■ **Task brief**
Once you have read the records below, print them again exactly as they stand.

■ **Provided material**
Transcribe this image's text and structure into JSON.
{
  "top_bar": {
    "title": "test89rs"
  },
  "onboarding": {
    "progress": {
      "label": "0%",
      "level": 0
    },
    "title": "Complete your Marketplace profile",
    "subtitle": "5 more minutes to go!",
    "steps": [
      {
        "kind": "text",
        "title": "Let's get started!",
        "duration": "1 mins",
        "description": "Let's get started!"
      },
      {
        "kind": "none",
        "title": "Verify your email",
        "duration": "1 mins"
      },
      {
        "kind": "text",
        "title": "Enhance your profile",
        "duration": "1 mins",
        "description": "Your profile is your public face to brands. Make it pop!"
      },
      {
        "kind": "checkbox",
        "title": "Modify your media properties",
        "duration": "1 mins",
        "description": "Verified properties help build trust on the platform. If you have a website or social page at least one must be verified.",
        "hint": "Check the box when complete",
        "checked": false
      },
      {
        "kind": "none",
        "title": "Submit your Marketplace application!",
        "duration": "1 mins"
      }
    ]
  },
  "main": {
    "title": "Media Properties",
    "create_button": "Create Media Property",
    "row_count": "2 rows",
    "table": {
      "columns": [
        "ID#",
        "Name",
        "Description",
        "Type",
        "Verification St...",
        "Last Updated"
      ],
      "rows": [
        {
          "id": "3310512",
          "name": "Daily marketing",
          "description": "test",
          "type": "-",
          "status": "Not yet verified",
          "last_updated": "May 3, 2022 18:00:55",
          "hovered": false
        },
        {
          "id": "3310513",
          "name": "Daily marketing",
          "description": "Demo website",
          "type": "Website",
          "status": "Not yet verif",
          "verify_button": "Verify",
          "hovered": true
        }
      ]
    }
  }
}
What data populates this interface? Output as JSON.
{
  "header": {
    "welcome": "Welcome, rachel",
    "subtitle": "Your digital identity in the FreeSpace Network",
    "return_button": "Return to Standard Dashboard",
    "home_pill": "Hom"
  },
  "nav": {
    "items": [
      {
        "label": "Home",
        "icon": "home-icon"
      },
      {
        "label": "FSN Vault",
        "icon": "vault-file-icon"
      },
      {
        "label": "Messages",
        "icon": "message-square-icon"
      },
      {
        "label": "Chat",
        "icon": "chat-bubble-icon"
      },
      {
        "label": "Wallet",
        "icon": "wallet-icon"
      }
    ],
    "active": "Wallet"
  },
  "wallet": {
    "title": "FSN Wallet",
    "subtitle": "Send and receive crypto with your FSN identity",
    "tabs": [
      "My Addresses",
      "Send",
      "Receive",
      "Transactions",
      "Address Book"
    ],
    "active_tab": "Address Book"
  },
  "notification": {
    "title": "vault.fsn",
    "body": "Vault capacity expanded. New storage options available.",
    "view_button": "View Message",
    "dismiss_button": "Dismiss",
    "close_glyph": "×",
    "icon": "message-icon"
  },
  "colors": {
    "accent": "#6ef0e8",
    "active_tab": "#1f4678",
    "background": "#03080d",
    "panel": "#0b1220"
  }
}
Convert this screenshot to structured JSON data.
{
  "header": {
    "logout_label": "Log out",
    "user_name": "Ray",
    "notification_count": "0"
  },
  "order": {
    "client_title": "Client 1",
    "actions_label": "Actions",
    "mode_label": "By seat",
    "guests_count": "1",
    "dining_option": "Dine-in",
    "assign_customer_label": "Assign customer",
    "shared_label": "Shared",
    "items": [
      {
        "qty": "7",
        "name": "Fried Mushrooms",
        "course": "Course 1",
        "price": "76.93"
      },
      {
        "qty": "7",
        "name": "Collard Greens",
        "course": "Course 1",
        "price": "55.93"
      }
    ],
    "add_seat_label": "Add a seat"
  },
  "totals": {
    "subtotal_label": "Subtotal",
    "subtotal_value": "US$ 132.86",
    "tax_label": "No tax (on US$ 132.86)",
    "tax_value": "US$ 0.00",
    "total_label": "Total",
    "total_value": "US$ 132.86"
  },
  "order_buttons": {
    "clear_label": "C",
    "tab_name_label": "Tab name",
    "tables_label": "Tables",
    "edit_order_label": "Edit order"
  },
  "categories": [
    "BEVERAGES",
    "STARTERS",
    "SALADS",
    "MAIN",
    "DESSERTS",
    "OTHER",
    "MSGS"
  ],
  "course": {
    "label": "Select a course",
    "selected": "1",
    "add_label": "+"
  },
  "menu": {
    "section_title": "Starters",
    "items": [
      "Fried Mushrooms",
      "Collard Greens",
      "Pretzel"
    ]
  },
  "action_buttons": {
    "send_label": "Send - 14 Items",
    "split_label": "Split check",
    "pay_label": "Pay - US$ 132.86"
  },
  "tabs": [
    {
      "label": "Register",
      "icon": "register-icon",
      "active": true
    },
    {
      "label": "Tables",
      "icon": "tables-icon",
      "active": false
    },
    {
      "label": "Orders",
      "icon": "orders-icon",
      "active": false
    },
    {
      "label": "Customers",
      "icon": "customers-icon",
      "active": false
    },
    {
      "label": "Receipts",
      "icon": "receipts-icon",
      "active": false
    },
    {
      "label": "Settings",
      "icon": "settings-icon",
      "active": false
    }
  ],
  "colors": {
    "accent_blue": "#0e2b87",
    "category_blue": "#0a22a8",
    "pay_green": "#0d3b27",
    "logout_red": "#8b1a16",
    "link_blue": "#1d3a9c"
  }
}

■ **Answer space**
Transcribe this image's text and structure into JSON.
{
  "top_bar": {
    "title": "test89rs"
  },
  "onboarding": {
    "progress": {
      "label": "0%",
      "level": 0
    },
    "title": "Complete your Marketplace profile",
    "subtitle": "5 more minutes to go!",
    "steps": [
      {
        "kind": "text",
        "title": "Let's get started!",
        "duration": "1 mins",
        "description": "Let's get started!"
      },
      {
        "kind": "none",
        "title": "Verify your email",
        "duration": "1 mins"
      },
      {
        "kind": "text",
        "title": "Enhance your profile",
        "duration": "1 mins",
        "description": "Your profile is your public face to brands. Make it pop!"
      },
      {
        "kind": "checkbox",
        "title": "Modify your media properties",
        "duration": "1 mins",
        "description": "Verified properties help build trust on the platform. If you have a website or social page at least one must be verified.",
        "hint": "Check the box when complete",
        "checked": false
      },
      {
        "kind": "none",
        "title": "Submit your Marketplace application!",
        "duration": "1 mins"
      }
    ]
  },
  "main": {
    "title": "Media Properties",
    "create_button": "Create Media Property",
    "row_count": "2 rows",
    "table": {
      "columns": [
        "ID#",
        "Name",
        "Description",
        "Type",
        "Verification St...",
        "Last Updated"
      ],
      "rows": [
        {
          "id": "3310512",
          "name": "Daily marketing",
          "description": "test",
          "type": "-",
          "status": "Not yet verified",
          "last_updated": "May 3, 2022 18:00:55",
          "hovered": false
        },
        {
          "id": "3310513",
          "name": "Daily marketing",
          "description": "Demo website",
          "type": "Website",
          "status": "Not yet verif",
          "verify_button": "Verify",
          "hovered": true
        }
      ]
    }
  }
}
What data populates this interface? Output as JSON.
{
  "header": {
    "welcome": "Welcome, rachel",
    "subtitle": "Your digital identity in the FreeSpace Network",
    "return_button": "Return to Standard Dashboard",
    "home_pill": "Hom"
  },
  "nav": {
    "items": [
      {
        "label": "Home",
        "icon": "home-icon"
      },
      {
        "label": "FSN Vault",
        "icon": "vault-file-icon"
      },
      {
        "label": "Messages",
        "icon": "message-square-icon"
      },
      {
        "label": "Chat",
        "icon": "chat-bubble-icon"
      },
      {
        "label": "Wallet",
        "icon": "wallet-icon"
      }
    ],
    "active": "Wallet"
  },
  "wallet": {
    "title": "FSN Wallet",
    "subtitle": "Send and receive crypto with your FSN identity",
    "tabs": [
      "My Addresses",
      "Send",
      "Receive",
      "Transactions",
      "Address Book"
    ],
    "active_tab": "Address Book"
  },
  "notification": {
    "title": "vault.fsn",
    "body": "Vault capacity expanded. New storage options available.",
    "view_button": "View Message",
    "dismiss_button": "Dismiss",
    "close_glyph": "×",
    "icon": "message-icon"
  },
  "colors": {
    "accent": "#6ef0e8",
    "active_tab": "#1f4678",
    "background": "#03080d",
    "panel": "#0b1220"
  }
}
Convert this screenshot to structured JSON data.
{
  "header": {
    "logout_label": "Log out",
    "user_name": "Ray",
    "notification_count": "0"
  },
  "order": {
    "client_title": "Client 1",
    "actions_label": "Actions",
    "mode_label": "By seat",
    "guests_count": "1",
    "dining_option": "Dine-in",
    "assign_customer_label": "Assign customer",
    "shared_label": "Shared",
    "items": [
      {
        "qty": "7",
        "name": "Fried Mushrooms",
        "course": "Course 1",
        "price": "76.93"
      },
      {
        "qty": "7",
        "name": "Collard Greens",
        "course": "Course 1",
        "price": "55.93"
      }
    ],
    "add_seat_label": "Add a seat"
  },
  "totals": {
    "subtotal_label": "Subtotal",
    "subtotal_value": "US$ 132.86",
    "tax_label": "No tax (on US$ 132.86)",
    "tax_value": "US$ 0.00",
    "total_label": "Total",
    "total_value": "US$ 132.86"
  },
  "order_buttons": {
    "clear_label": "C",
    "tab_name_label": "Tab name",
    "tables_label": "Tables",
    "edit_order_label": "Edit order"
  },
  "categories": [
    "BEVERAGES",
    "STARTERS",
    "SALADS",
    "MAIN",
    "DESSERTS",
    "OTHER",
    "MSGS"
  ],
  "course": {
    "label": "Select a course",
    "selected": "1",
    "add_label": "+"
  },
  "menu": {
    "section_title": "Starters",
    "items": [
      "Fried Mushrooms",
      "Collard Greens",
      "Pretzel"
    ]
  },
  "action_buttons": {
    "send_label": "Send - 14 Items",
    "split_label": "Split check",
    "pay_label": "Pay - US$ 132.86"
  },
  "tabs": [
    {
      "label": "Register",
      "icon": "register-icon",
      "active": true
    },
    {
      "label": "Tables",
      "icon": "tables-icon",
      "active": false
    },
    {
      "label": "Orders",
      "icon": "orders-icon",
      "active": false
    },
    {
      "label": "Customers",
      "icon": "customers-icon",
      "active": false
    },
    {
      "label": "Receipts",
      "icon": "receipts-icon",
      "active": false
    },
    {
      "label": "Settings",
      "icon": "settings-icon",
      "active": false
    }
  ],
  "colors": {
    "accent_blue": "#0e2b87",
    "category_blue": "#0a22a8",
    "pay_green": "#0d3b27",
    "logout_red": "#8b1a16",
    "link_blue": "#1d3a9c"
  }
}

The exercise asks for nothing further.